» **WHAT YOU ARE ASKED TO DO**: State the number of lines below in which the word "heading" appears. Nothing else belongs in the answer.

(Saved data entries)
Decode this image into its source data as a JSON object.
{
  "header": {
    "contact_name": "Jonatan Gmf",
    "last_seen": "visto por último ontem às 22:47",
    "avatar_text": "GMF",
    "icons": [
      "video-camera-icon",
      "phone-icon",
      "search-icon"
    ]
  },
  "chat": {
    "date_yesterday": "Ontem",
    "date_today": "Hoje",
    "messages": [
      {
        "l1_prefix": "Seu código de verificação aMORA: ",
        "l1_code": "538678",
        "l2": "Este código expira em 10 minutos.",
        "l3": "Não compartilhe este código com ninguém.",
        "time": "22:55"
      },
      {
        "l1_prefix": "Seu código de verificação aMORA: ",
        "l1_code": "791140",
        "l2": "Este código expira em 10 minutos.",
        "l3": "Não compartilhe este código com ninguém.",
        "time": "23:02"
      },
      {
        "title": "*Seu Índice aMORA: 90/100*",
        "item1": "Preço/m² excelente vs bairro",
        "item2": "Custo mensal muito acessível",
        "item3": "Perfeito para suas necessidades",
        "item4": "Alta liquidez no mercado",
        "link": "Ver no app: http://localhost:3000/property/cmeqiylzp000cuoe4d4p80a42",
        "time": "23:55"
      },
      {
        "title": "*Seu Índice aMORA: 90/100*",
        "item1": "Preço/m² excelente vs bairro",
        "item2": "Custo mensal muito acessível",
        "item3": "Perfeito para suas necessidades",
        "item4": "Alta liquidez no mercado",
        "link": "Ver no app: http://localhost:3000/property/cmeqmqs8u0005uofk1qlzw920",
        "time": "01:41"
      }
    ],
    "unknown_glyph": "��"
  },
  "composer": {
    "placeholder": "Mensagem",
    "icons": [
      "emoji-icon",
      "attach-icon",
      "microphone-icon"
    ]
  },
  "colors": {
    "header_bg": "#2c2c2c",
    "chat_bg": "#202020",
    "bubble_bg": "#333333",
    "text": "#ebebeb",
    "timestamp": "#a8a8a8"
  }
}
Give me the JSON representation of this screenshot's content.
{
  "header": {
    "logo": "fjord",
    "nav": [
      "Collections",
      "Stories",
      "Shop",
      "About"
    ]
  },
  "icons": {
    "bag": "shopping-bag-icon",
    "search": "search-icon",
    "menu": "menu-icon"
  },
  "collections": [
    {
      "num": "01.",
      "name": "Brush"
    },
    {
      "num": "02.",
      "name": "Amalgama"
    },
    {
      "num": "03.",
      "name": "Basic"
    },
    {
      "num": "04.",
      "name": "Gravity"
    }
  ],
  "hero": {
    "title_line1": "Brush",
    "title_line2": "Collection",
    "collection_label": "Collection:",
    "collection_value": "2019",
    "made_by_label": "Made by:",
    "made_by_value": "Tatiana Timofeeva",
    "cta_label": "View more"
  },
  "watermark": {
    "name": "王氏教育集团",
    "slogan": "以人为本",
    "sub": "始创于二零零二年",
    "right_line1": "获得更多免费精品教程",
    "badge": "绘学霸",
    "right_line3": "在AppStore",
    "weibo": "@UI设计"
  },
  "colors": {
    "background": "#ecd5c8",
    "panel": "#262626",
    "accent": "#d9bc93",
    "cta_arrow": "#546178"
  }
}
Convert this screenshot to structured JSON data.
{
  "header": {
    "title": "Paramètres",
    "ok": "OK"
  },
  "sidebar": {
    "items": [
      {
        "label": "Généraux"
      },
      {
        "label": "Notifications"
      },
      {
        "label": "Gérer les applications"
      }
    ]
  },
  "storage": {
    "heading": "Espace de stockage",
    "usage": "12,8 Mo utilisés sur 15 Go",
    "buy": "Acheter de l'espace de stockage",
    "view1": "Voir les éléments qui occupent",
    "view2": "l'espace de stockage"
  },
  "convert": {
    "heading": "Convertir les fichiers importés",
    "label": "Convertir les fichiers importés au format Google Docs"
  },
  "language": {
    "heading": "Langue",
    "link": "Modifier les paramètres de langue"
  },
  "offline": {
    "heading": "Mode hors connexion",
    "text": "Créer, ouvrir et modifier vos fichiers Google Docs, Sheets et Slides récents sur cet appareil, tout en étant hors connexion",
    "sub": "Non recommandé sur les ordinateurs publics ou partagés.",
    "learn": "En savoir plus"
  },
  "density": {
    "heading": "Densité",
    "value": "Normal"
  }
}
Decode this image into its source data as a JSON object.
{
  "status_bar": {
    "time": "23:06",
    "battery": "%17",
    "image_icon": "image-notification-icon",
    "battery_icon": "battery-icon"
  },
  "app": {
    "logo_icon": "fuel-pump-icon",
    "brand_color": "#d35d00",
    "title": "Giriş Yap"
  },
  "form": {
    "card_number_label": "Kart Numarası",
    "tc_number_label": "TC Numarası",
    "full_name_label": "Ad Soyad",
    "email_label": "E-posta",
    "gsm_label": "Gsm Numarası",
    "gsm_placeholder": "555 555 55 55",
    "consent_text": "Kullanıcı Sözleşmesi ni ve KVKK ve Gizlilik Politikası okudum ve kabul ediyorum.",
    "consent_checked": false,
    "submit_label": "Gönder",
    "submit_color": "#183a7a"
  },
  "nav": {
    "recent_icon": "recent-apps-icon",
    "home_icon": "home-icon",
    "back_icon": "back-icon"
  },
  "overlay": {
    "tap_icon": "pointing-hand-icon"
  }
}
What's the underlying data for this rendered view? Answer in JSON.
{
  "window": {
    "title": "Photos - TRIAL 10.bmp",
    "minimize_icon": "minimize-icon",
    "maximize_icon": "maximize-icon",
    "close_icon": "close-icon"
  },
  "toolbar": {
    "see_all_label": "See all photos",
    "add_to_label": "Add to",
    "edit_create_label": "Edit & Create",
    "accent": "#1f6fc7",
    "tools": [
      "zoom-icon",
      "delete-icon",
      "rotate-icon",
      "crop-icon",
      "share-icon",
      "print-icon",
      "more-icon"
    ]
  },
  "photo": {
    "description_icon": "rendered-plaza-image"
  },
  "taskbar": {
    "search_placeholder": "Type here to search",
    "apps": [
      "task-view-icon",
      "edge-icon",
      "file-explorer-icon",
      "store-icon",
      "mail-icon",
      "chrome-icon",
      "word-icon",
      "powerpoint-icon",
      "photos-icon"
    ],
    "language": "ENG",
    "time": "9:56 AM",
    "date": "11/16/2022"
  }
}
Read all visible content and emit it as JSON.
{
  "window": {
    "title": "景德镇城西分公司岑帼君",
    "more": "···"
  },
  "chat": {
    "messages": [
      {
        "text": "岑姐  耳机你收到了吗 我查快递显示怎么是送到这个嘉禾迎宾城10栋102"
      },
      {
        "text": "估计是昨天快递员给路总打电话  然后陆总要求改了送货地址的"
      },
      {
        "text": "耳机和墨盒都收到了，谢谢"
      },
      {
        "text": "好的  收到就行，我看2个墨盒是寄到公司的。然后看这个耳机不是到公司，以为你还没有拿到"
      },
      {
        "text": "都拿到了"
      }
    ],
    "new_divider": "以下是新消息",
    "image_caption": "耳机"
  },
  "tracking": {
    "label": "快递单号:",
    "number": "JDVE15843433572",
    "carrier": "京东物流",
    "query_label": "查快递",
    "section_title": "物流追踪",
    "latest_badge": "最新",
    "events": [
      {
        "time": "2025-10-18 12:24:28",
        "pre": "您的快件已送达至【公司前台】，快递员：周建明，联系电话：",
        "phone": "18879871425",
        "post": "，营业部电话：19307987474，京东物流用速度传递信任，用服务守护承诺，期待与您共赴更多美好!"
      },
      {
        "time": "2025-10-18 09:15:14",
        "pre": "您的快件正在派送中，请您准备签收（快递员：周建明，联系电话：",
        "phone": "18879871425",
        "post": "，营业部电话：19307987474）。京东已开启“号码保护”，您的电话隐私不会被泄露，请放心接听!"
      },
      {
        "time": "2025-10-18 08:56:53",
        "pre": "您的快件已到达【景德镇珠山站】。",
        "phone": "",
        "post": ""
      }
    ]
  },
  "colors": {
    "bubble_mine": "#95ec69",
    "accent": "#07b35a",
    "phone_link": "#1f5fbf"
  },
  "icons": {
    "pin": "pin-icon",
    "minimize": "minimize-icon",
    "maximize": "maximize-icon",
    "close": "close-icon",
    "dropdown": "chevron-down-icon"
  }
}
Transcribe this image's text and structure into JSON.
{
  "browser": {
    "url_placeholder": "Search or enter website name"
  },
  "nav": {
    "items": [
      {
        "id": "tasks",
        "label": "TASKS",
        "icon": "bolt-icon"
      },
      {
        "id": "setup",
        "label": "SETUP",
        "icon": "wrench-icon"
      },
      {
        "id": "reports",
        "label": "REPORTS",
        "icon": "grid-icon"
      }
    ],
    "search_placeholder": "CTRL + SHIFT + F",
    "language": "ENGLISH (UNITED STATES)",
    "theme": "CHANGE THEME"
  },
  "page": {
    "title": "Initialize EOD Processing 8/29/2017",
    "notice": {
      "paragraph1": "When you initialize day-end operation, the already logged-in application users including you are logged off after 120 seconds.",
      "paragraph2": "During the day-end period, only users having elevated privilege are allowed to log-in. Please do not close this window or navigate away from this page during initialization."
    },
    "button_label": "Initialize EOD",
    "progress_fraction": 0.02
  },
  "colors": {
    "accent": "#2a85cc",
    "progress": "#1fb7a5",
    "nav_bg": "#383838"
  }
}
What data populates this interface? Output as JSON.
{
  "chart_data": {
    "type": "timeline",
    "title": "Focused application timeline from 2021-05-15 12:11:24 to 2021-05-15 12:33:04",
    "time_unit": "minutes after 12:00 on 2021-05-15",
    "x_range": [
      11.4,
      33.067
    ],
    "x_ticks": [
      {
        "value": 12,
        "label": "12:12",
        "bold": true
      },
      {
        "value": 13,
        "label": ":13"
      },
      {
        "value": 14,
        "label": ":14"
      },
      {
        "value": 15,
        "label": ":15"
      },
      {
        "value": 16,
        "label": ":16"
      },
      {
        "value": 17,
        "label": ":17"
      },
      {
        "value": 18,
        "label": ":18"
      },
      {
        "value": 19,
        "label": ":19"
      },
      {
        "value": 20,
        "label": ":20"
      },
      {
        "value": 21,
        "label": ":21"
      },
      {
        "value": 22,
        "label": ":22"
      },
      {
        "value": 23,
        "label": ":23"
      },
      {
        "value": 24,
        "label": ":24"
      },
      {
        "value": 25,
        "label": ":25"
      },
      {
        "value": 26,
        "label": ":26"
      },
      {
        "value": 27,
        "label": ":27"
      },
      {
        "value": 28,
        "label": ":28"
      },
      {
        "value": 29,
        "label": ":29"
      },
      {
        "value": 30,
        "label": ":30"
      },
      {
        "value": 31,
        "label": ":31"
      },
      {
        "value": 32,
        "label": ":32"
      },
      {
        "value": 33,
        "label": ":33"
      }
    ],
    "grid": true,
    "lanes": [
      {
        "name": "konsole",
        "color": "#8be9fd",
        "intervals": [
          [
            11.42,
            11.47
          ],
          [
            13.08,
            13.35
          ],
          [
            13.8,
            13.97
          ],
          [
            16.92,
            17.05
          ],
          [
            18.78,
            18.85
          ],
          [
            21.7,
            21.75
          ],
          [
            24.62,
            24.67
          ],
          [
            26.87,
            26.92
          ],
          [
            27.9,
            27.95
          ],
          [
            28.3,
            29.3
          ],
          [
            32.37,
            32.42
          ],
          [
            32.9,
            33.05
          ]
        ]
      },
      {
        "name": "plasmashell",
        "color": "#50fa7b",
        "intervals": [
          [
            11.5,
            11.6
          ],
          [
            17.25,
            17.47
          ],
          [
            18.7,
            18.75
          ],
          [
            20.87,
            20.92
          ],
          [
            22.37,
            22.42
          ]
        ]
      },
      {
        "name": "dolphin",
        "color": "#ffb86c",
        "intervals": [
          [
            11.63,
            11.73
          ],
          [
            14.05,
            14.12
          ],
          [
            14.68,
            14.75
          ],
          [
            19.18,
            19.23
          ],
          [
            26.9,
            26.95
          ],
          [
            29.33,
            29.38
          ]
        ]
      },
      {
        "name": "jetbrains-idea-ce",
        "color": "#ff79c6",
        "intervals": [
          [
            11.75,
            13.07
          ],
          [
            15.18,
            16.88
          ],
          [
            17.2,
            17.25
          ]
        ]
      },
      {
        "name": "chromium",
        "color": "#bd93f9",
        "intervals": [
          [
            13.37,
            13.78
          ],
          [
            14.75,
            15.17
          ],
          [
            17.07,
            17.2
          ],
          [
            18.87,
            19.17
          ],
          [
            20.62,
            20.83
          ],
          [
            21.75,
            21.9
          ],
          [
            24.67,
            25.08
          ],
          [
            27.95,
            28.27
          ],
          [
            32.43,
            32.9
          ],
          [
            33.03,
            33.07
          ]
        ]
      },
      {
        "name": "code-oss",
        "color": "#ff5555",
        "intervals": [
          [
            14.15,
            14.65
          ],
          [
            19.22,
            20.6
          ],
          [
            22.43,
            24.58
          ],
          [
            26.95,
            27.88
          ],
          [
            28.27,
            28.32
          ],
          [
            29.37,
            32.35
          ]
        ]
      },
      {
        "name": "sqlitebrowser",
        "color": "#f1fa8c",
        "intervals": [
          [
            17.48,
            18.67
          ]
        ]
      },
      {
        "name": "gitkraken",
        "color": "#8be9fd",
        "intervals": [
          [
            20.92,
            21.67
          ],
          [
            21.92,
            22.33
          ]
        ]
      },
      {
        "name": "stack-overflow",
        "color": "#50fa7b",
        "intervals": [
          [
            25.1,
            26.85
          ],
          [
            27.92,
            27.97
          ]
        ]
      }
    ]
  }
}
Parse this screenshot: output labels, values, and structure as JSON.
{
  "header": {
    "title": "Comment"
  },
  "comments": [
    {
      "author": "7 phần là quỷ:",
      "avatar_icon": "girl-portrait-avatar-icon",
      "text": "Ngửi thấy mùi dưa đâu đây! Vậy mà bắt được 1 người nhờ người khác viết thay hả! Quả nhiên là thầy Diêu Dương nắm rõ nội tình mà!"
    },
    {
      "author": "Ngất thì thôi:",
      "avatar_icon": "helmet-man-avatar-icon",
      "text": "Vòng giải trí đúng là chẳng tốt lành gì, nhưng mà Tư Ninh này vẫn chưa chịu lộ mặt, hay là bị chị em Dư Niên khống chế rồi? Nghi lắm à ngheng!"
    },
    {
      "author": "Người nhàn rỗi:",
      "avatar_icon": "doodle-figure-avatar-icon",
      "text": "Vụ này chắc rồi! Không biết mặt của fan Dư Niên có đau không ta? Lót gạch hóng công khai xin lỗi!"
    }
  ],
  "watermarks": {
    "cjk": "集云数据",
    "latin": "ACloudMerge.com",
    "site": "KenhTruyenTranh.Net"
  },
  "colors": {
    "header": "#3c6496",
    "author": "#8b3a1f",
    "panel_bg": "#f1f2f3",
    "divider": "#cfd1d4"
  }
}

» **OUTPUT OF THE EXERCISE**: 5